(About this exercise): Copy the data exactly, pictures aside.

(Entries shown):
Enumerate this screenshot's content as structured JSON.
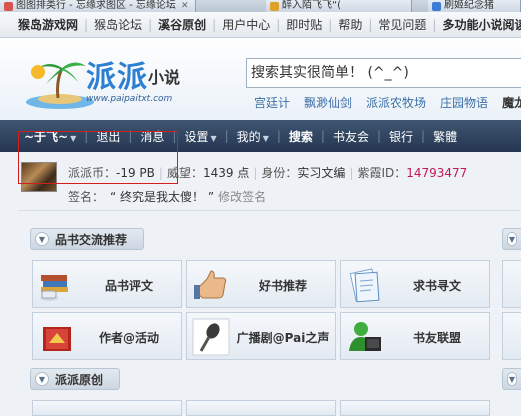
{
  "browser_tabs": [
    {
      "label": "图图排类行 - 忘缘求图区 - 忘缘论坛",
      "color": "#d9534f"
    },
    {
      "label": "醉入陌飞飞“(",
      "color": "#e0a12a"
    },
    {
      "label": "刷姬纪念猪",
      "color": "#3b7bd4"
    }
  ],
  "topnav": {
    "items": [
      "猴岛游戏网",
      "猴岛论坛",
      "溪谷原创",
      "用户中心",
      "即时贴",
      "帮助",
      "常见问题",
      "多功能小说阅读器"
    ]
  },
  "header": {
    "logo_text": "派派",
    "logo_small": "小说",
    "logo_url": "www.paipaitxt.com",
    "search_value": "搜索其实很简单！ (^_^)",
    "sublinks": [
      "宫廷计",
      "飘渺仙剑",
      "派派农牧场",
      "庄园物语",
      "魔龙"
    ]
  },
  "usernav": {
    "username": "~于飞~",
    "logout": "退出",
    "messages": "消息",
    "settings": "设置",
    "mine": "我的",
    "search": "搜索",
    "friends": "书友会",
    "bank": "银行",
    "simplified": "繁體"
  },
  "userinfo": {
    "coin_label": "派派币：",
    "coin_value": "-19 PB",
    "prestige_label": "威望：",
    "prestige_value": "1439 点",
    "identity_label": "身份：",
    "identity_value": "实习文编",
    "id_label": "紫霞ID：",
    "id_value": "14793477",
    "sig_label": "签名：",
    "sig_value": "“ 终究是我太傻！ ”",
    "sig_edit": "修改签名"
  },
  "sections": {
    "exchange_title": "品书交流推荐",
    "original_title": "派派原创"
  },
  "tiles": [
    {
      "label": "品书评文",
      "icon": "tea-books-icon"
    },
    {
      "label": "好书推荐",
      "icon": "thumbs-up-icon"
    },
    {
      "label": "求书寻文",
      "icon": "document-icon"
    },
    {
      "label": "作者@活动",
      "icon": "red-book-icon"
    },
    {
      "label": "广播剧@Pai之声",
      "icon": "microphone-icon"
    },
    {
      "label": "书友联盟",
      "icon": "users-icon"
    }
  ],
  "colors": {
    "nav_dark": "#2e4260",
    "id_pink": "#c2185b",
    "link_blue": "#3c6fa6",
    "highlight_red": "#d21e1e"
  }
}
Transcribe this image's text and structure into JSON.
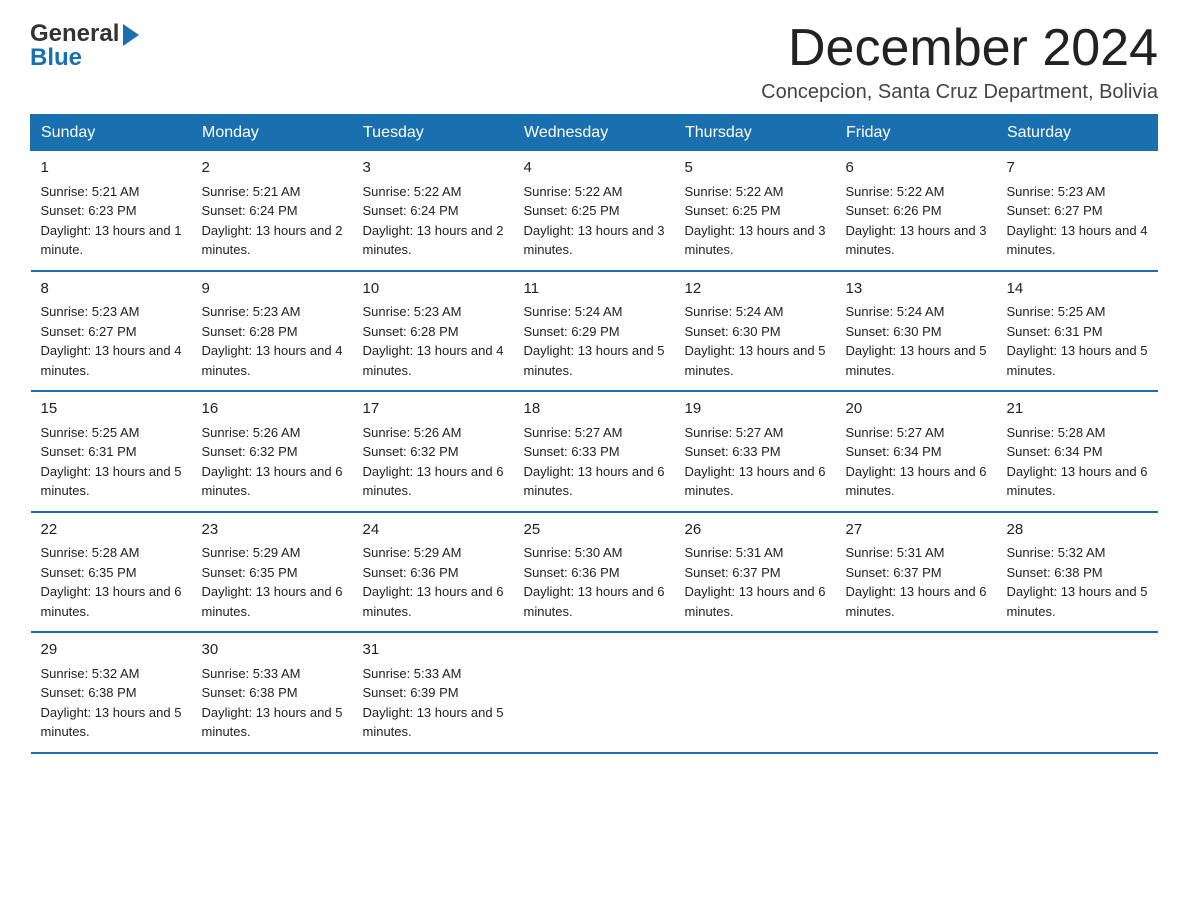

(Solution to this problem):
Enumerate this screenshot's content as structured JSON.
{
  "browser_tabs": [
    {
      "label": "图图排类行 - 忘缘求图区 - 忘缘论坛",
      "color": "#d9534f"
    },
    {
      "label": "醉入陌飞飞“(",
      "color": "#e0a12a"
    },
    {
      "label": "刷姬纪念猪",
      "color": "#3b7bd4"
    }
  ],
  "topnav": {
    "items": [
      "猴岛游戏网",
      "猴岛论坛",
      "溪谷原创",
      "用户中心",
      "即时贴",
      "帮助",
      "常见问题",
      "多功能小说阅读器"
    ]
  },
  "header": {
    "logo_text": "派派",
    "logo_small": "小说",
    "logo_url": "www.paipaitxt.com",
    "search_value": "搜索其实很简单！ (^_^)",
    "sublinks": [
      "宫廷计",
      "飘渺仙剑",
      "派派农牧场",
      "庄园物语",
      "魔龙"
    ]
  },
  "usernav": {
    "username": "~于飞~",
    "logout": "退出",
    "messages": "消息",
    "settings": "设置",
    "mine": "我的",
    "search": "搜索",
    "friends": "书友会",
    "bank": "银行",
    "simplified": "繁體"
  },
  "userinfo": {
    "coin_label": "派派币：",
    "coin_value": "-19 PB",
    "prestige_label": "威望：",
    "prestige_value": "1439 点",
    "identity_label": "身份：",
    "identity_value": "实习文编",
    "id_label": "紫霞ID：",
    "id_value": "14793477",
    "sig_label": "签名：",
    "sig_value": "“ 终究是我太傻！ ”",
    "sig_edit": "修改签名"
  },
  "sections": {
    "exchange_title": "品书交流推荐",
    "original_title": "派派原创"
  },
  "tiles": [
    {
      "label": "品书评文",
      "icon": "tea-books-icon"
    },
    {
      "label": "好书推荐",
      "icon": "thumbs-up-icon"
    },
    {
      "label": "求书寻文",
      "icon": "document-icon"
    },
    {
      "label": "作者@活动",
      "icon": "red-book-icon"
    },
    {
      "label": "广播剧@Pai之声",
      "icon": "microphone-icon"
    },
    {
      "label": "书友联盟",
      "icon": "users-icon"
    }
  ],
  "colors": {
    "nav_dark": "#2e4260",
    "id_pink": "#c2185b",
    "link_blue": "#3c6fa6",
    "highlight_red": "#d21e1e"
  }
}
Transcribe this image's text and structure into JSON.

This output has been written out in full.